New Social and Economic Committees

New Legislation Enacted

The labor law reform created the new “Social and Economic Committee” (SEC), to replace various staff representative bodies, i.e., staff delegates, Works Council, and the Health and Safety Committee. The SEC must exist in every company of 11 employees and more. The SEC’s financial resources and missions vary according to the company’s headcount. If provided for under a collective agreement signed by the majority of unions, all of the SEC’s missions can be exercised by a “company committee” which has the additional power to negotiate, amend and adopt collective agreements.

Collective Bargaining at Industry and Company Levels

New Legislation Enacted

The labor law reform sets forth three blocks of negotiation areas for collective bargaining. Accordingly, industry-level agreements prevail over those on company-level agreements if they fall within one of 11 specific areas (i.e., minimal wages, job classification, work duration and hours, equality, etc.). In four other areas, and only if it is expressly provided for in the industry-level agreement, the latter can prevail over a company-level agreement. On all other matters, the company-level agreement prevails. As of May 1, 2018, all bargaining agreements must be signed by unions representing more than 50% of employees. Legal challenges of agreements must follow new special rules.

Easing of Dismissal Rules

New Legislation Enacted

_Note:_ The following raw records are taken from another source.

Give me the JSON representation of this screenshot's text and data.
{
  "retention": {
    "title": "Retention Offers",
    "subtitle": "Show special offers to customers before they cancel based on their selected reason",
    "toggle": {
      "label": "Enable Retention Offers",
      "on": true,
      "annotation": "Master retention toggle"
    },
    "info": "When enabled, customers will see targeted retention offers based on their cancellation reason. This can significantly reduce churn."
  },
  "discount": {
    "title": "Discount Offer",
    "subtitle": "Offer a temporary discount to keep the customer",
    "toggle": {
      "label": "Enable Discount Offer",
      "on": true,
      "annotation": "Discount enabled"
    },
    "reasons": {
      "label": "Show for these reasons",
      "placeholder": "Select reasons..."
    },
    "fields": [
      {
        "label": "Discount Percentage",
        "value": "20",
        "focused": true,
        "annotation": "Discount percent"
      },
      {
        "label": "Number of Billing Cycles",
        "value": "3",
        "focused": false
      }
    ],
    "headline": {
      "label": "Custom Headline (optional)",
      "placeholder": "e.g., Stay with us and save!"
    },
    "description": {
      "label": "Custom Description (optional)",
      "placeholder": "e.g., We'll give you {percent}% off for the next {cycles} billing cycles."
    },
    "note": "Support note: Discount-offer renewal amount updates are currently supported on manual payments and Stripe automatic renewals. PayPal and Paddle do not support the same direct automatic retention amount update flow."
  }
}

The labor law reform eases the dismissal rules. First, although employers must continue providing the personal or economic grounds of termination on the dismissal letter, the employer is now entitled to modify those reasons, either on its own or at the employee’s request, even after sending the letter. A dismissal cannot be judged as unfair only due to the absence of reasoning on the dismissal letter, or because the employer failed to provide a limited-term or temporary work contract or failed to follow all procedures pre-dismissal. In such cases, the damages award is limited to one month salary. If the dismissal is found to be unfair, even after modifying the reasoning for termination, the damages award must meet the new mandatory damages scale. The statute of limitations to challenge a termination is reduced to 12 months, instead of 24.

Damages in Case of Employment Termination

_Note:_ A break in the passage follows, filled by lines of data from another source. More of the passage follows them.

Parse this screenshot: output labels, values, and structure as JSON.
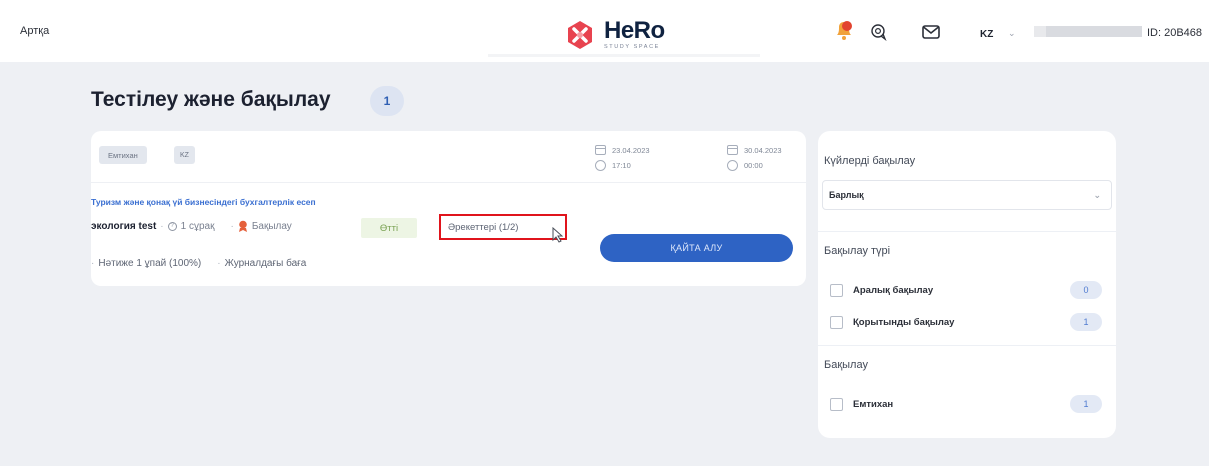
{
  "header": {
    "back_label": "Артқа",
    "logo_title": "HeRo",
    "logo_subtitle": "STUDY SPACE",
    "language": "KZ",
    "language_chevron": "⌄",
    "user_id": "ID: 20B468",
    "icons": [
      "notification-bell-icon",
      "chat-icon",
      "mail-icon",
      "chevron-down-icon"
    ],
    "brand_color": "#e8434f"
  },
  "page": {
    "title": "Тестілеу және бақылау",
    "count": "1"
  },
  "test_card": {
    "tag_exam": "Емтихан",
    "tag_lang": "KZ",
    "start_date": "23.04.2023",
    "start_time": "17:10",
    "end_date": "30.04.2023",
    "end_time": "00:00",
    "course": "Туризм және қонақ үй бизнесіндегі бухгалтерлік есеп",
    "subject": "экология test",
    "questions": "1 сұрақ",
    "control_type": "Бақылау",
    "status": "Өтті",
    "attempts": "Әрекеттері (1/2)",
    "result": "Нәтиже 1 ұпай (100%)",
    "journal_grade": "Журналдағы баға",
    "retake_button": "ҚАЙТА АЛУ",
    "accent_color": "#2e63c4",
    "highlight_color": "#e0141c"
  },
  "sidebar": {
    "state_title": "Күйлерді бақылау",
    "state_select_value": "Барлық",
    "control_type_title": "Бақылау түрі",
    "control_types": [
      {
        "label": "Аралық бақылау",
        "count": "0"
      },
      {
        "label": "Қорытынды бақылау",
        "count": "1"
      }
    ],
    "control_title": "Бақылау",
    "controls": [
      {
        "label": "Емтихан",
        "count": "1"
      }
    ]
  }
}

New Legislation Enacted

The labor law reform created a new mandatory damages scale, which varies based on company size and employee seniority. Courts apply this scale when the employer’s misconduct or failure caused the employee’s resignation, as well as when the employee seeks to terminate the contract. If the dismissal was discriminatory or in violation of the employee’s fundamental rights, the damages awarded must be higher than six monthly salaries, with some exceptions. The employer’s failure to rehire a redundant employee is sanctioned by the award of one monthly salary, instead of two. If the redundancy plan is found to be lacking, insufficient or not validated by the authorities, the damages awarded to the employee must amount to six monthly salaries, instead of 12. The required seniority for severance is eight months.

Collective Redundancies and Mutual Termination Plans

New Legislation Enacted

Under the labor law reform, if a dismissal is due to the company’s economic grounds, the employer may provide an economic justification for the French location only. The duty to make job offers to employees whose positions are threatened extends only as to the French territory and to companies within the “same group of companies” (as defined by law), where job positions are interchangeable with the suppressed ones. Furthermore, the criteria to select employees for dismissal must be limited to specific employment areas. To reduce their headcount, companies are allowed to set forth a collective mutual termination plan that is distinct from the redundancy procedure and is agreed on by both parties.